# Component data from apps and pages
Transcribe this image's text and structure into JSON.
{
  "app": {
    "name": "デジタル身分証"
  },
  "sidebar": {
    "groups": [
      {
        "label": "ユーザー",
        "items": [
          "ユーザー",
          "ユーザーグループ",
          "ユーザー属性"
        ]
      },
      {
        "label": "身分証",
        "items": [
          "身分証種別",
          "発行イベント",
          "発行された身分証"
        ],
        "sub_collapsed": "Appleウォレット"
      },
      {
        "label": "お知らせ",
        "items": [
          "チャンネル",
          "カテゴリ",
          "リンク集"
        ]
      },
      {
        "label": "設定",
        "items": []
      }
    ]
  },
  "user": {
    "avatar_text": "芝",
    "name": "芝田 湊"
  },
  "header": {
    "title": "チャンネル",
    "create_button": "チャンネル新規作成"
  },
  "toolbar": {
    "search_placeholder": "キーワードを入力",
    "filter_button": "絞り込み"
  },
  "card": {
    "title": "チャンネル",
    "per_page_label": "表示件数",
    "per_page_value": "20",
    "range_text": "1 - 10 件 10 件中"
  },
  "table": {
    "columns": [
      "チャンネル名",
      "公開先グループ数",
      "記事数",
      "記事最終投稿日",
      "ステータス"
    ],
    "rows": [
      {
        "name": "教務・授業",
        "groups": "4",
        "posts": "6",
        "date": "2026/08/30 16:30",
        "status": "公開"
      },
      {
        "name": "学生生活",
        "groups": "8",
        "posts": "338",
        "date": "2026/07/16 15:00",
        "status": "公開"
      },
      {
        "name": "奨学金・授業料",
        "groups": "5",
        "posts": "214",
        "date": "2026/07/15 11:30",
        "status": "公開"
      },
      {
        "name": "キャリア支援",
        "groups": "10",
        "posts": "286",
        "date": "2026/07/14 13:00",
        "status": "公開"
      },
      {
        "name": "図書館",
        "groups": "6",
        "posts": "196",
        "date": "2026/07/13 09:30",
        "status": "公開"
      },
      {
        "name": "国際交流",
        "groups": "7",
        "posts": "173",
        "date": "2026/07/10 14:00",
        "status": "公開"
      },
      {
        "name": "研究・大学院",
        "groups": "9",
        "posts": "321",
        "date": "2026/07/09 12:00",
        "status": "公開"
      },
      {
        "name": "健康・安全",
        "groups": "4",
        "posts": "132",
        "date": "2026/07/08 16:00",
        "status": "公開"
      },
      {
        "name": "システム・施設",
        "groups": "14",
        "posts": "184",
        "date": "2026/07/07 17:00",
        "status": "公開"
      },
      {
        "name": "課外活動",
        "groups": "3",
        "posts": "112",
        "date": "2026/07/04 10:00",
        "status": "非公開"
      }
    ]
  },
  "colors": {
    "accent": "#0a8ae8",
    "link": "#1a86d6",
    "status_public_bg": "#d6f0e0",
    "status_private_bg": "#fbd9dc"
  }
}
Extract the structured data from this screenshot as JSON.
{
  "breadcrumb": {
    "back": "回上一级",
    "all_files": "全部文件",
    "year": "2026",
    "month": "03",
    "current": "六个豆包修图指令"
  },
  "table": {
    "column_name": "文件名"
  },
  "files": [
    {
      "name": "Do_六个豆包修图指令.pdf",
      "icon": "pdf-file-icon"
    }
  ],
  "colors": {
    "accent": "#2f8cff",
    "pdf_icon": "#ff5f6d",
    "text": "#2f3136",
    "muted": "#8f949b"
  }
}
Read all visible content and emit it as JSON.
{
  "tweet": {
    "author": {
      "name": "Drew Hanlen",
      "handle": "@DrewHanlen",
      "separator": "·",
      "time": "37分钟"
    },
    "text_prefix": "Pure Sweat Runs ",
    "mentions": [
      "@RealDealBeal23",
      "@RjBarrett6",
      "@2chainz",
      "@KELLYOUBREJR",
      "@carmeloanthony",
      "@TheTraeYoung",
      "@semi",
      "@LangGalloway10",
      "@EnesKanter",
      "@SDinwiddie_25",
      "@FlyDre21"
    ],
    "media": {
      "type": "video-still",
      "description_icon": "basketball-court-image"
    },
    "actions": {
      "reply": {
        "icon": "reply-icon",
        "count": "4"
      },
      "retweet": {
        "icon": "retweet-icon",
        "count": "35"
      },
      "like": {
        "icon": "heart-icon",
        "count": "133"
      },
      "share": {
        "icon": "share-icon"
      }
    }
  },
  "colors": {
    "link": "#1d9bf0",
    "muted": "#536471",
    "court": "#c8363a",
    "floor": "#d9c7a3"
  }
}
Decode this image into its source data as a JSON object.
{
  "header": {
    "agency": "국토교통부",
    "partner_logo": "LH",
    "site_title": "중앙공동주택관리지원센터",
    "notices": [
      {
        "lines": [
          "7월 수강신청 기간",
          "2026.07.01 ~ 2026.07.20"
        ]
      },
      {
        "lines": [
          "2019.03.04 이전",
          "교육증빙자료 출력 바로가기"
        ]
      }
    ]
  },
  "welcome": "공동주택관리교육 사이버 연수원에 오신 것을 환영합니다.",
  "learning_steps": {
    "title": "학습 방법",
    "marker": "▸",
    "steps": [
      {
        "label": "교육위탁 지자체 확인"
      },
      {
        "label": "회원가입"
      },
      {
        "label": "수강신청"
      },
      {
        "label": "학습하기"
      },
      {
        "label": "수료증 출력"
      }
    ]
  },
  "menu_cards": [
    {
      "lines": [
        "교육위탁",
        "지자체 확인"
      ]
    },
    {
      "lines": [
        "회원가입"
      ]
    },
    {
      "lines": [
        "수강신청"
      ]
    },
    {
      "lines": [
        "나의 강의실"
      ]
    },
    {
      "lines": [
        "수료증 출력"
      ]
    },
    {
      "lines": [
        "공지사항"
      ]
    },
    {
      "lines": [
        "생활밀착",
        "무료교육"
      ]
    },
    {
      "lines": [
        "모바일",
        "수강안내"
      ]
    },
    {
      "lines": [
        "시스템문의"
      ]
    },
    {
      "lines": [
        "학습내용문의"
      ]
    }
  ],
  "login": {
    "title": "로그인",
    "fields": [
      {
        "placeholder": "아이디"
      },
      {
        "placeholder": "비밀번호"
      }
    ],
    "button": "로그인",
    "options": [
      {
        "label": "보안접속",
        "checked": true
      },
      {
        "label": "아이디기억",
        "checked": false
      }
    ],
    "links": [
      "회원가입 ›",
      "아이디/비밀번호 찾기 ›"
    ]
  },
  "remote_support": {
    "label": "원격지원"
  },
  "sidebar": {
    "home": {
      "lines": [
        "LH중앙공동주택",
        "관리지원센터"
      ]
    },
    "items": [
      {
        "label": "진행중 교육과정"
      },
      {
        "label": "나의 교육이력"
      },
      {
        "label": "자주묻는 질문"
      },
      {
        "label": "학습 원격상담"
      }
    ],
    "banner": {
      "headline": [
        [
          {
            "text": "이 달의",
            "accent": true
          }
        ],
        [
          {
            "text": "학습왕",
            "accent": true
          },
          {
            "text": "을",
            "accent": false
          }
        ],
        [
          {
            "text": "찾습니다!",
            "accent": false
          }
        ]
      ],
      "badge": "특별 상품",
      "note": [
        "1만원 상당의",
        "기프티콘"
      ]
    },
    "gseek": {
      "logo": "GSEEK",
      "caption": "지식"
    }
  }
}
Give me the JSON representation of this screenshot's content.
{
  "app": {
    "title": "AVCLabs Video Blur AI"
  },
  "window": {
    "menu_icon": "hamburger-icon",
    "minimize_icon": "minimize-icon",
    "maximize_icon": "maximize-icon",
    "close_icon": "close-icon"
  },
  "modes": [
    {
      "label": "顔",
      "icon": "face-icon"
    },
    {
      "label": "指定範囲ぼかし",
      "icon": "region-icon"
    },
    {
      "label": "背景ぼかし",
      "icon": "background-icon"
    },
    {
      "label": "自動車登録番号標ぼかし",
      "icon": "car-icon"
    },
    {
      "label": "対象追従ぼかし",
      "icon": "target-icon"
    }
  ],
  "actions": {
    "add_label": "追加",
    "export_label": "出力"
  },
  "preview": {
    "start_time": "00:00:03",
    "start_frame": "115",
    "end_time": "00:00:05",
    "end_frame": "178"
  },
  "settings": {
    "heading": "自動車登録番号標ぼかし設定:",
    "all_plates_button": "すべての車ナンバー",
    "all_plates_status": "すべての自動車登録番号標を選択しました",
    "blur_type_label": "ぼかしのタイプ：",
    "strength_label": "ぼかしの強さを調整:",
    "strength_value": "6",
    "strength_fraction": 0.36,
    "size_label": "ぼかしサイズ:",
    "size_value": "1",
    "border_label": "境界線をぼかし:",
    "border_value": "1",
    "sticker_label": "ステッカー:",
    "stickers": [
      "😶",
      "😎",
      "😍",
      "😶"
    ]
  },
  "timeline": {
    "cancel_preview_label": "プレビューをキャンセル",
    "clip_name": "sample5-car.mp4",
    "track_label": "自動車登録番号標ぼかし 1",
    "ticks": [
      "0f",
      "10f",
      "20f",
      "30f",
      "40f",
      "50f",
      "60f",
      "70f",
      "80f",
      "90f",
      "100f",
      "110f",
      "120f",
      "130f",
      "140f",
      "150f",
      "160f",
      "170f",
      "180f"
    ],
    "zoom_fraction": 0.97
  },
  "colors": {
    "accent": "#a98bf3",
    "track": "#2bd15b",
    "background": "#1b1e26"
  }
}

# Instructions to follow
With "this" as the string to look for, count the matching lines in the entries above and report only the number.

# Task output
4